The typical 9-to-5, seven-day schedule is becoming a thing of the past. Technology, global commerce, and a new generation of workers are ushering in new ways to work. And workers are favoring more flexible schedules and shorter workdays and workweeks.
But for many small businesses, accommodating schedule requests might be difficult or just impossible. Regardless, shifting ideas around schedules is putting pressure on business owners to re-examine employee schedules.
Schedules and Their Effect on Employees
Work schedules can have a direct impact on employee happiness and retention. Luckily, 76% of workers are either “satisfied” or “very satisfied” with their current work schedules, according to a recent scheduling survey. Less than 10% said they were “dissatisfied” or “very dissatisfied” with their current schedules. But just over half (56%) of respondents said their managers determine their schedules. Overall, 41% of survey-takers said they’d choose a different schedule if they could.

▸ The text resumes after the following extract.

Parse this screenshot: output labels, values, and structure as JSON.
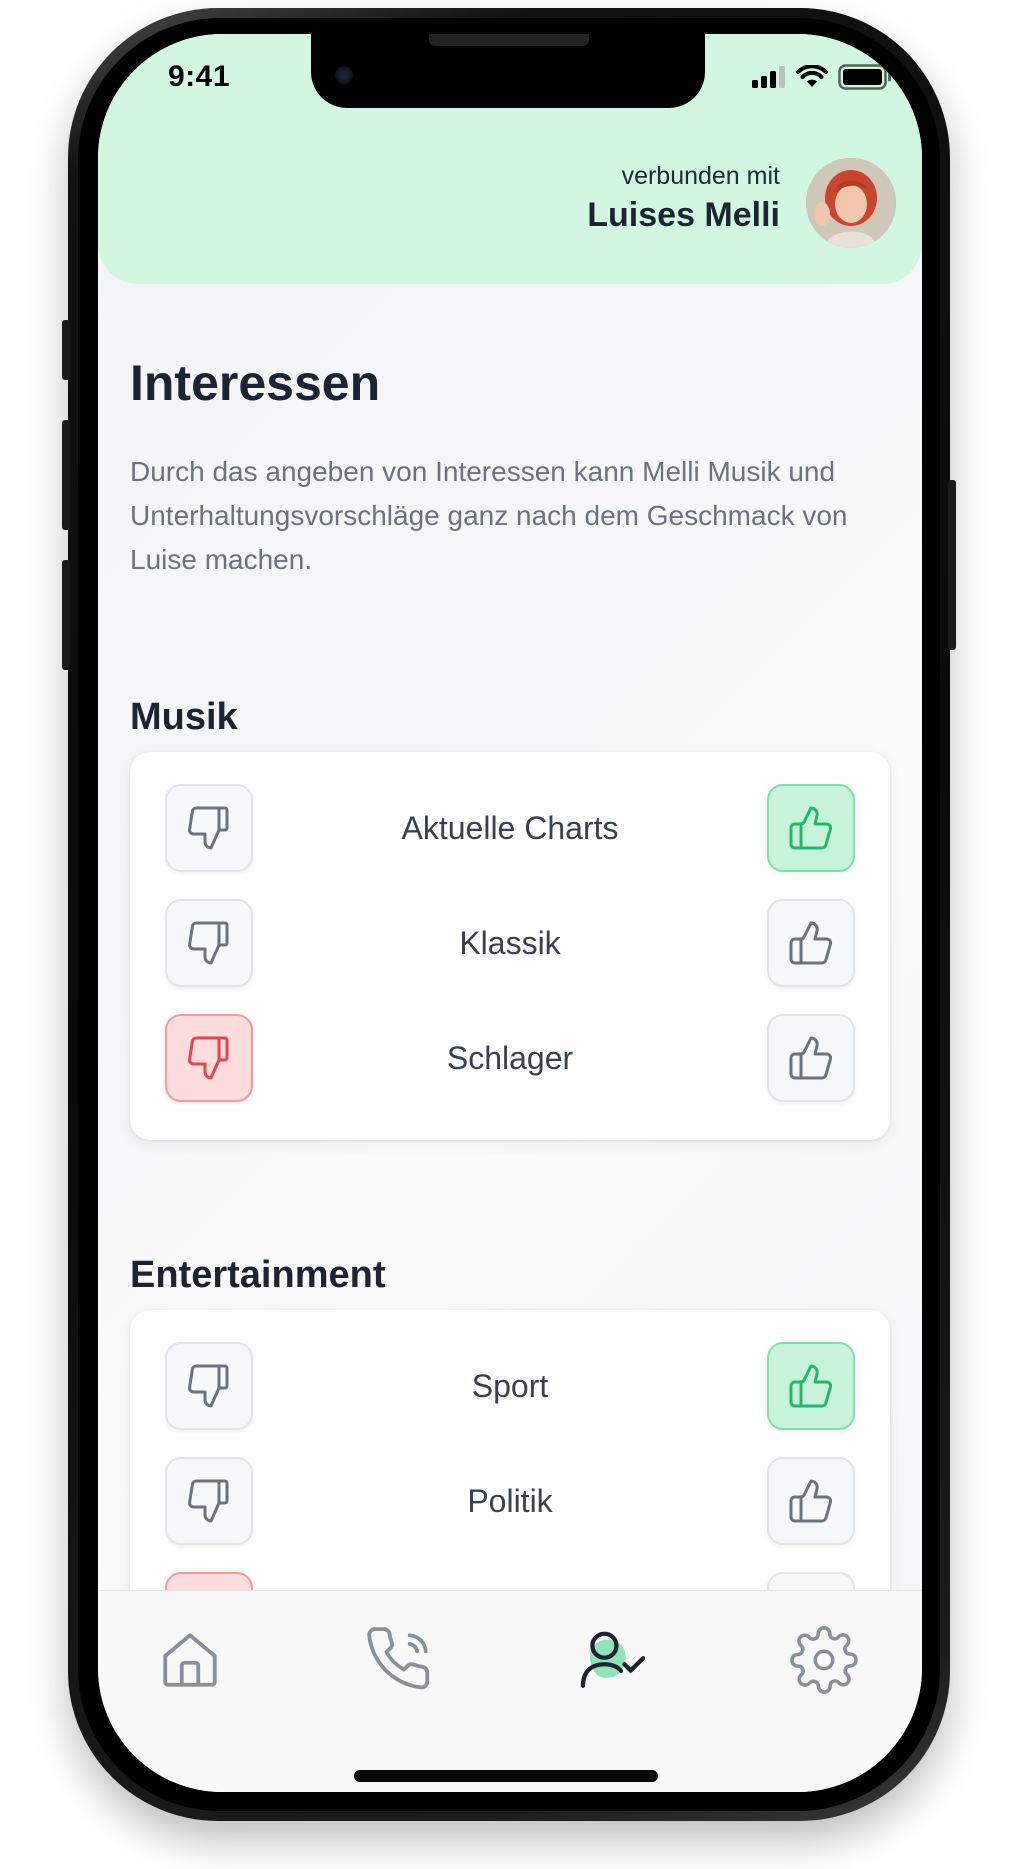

The survey also found the need for a better work-life balance was the most significant reason respondents wanted new schedules. Nearly 1 in 5 believe their schedules affect their health and sleep negatively. Other respondents wanted new schedules so that they could spend more time with their loved ones. Over 28% said they spend two hours or less, or no time at all, with their families on workdays.
The survey results reflect many of the evolving feelings around schedules today. As millennials and Gen Z-ers take over the workforce, there’s an increased emphasis on finding jobs that provide a better balance. “That’s how millennials and Gen Z-ers are playing the game,” one worker told the New York Times. “It’s not about jumping up titles, but moving into better work environments.”
4 Tips for Finding the Right Schedule for Your Team
With this information in mind, what can small business owners do to improve their employee’s work schedules? Unfortunately, many small businesses may not be able to implement flexible schedules. But employers can still consider the negative impact their existing schedules might have on employees. Here are four tips to help small business owners evaluate their employee work schedules and find better solutions for their teams.
1. Personalize Schedules When Possible
The best place to start your evaluation is at the source: your employees. Ask them how they feel about their current schedules. Then ask them how they would prefer their schedules.
You may not be able to meet all their needs right away. But you’ll have a better understanding of how you can make positive changes to their schedules. And if some workers need more personalized schedules, you can take those requests into account as you build a new schedule.
2. Aim for Consistent Schedules Instead of Rotating Schedules
Besides work-life balance, consistency is another important factor to consider when building employee schedules. Among surveyed workers, 60% with a weekly rotating schedule said they would prefer a different option. Although the majority (59%) said they work consistent schedules, there was an apparent decrease in overall job satisfaction among those who don’t. Consistency can also impact employee retention: 67% of those with a consistent schedule had been at their job for three or more years.
Once you’ve heard from your employees, aim to make their schedules as consistent as possible. Flexibility and consistency don’t have to be at odds. Letting your employees know when they can expect their weekends can help them establish a routine. In return, they’ll be less likely to pursue other opportunities.
3. Consider a Digital Solution
Paper schedules aren’t good for the modern workforce. Workers can misplace or forget about them. And managers can’t always communicate changes effectively. But digital schedules can increase schedule visibility and overall efficiency for the whole team. Many digital solutions also offer smartphone apps, letting employees check their weekly schedules on their mobile phones. A digital scheduling solution can help keep everyone in the loop.
4. Get Feedback From Your Team
As you implement a new schedule, you’ll want to get consistent feedback from your team on how it’s working for them. Circle back with them in a few weeks, and again in a few months. You might not be able to make a perfect, personalized solution for everyone. But you can take the feedback they give you to make consistent improvements.
Adjusting employee schedules can be tricky for small business owners. But the challenge is worth the effort if it means happier, healthier, and more loyal employees.
Author: Katie McBeth, prior to joining the TSheets by QuickBooks marketing team, spent her time writing for various blogs across the web, including Quiet Revolution, Fortune Magazine, and many more. Her writing focus is on small business management, marketing, and recruitment. When she’s not writing, she’s hanging out with her small private zoo of three cats, two dogs, and dozens of plants.